_TASK ITEM:_
Copy each line containing "true" from the listing below.

_SUPPLIED MATERIAL:_
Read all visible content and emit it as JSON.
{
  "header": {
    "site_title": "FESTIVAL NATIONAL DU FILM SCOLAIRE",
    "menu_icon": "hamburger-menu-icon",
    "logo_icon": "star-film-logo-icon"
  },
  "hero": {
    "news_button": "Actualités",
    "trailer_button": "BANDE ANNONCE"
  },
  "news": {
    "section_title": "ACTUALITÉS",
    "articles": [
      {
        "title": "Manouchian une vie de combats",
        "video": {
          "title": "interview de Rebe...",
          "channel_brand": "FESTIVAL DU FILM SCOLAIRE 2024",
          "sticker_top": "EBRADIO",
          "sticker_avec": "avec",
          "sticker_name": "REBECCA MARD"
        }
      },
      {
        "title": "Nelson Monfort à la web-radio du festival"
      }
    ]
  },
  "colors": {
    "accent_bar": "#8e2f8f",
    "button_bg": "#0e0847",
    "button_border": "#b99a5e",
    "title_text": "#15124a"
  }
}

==

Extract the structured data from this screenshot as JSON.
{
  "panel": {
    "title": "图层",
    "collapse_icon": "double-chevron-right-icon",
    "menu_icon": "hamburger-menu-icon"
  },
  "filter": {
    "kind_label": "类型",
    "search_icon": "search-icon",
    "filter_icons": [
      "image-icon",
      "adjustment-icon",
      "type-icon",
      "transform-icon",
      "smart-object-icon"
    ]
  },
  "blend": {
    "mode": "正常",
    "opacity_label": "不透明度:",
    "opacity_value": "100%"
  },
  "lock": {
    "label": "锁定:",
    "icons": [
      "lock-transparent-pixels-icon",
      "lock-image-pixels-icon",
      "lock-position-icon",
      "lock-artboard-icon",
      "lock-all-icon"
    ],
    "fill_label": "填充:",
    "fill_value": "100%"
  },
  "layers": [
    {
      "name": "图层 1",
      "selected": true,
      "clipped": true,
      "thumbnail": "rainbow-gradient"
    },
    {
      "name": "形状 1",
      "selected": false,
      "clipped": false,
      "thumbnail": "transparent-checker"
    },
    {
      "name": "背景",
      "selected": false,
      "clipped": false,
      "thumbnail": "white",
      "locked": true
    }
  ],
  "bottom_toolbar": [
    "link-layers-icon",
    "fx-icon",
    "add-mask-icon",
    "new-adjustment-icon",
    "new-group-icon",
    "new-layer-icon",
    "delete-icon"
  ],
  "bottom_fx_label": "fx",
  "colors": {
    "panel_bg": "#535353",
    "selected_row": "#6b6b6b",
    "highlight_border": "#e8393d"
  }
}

_REPLY TO THE TASK:_
      "selected": true,
      "clipped": true,
      "locked": true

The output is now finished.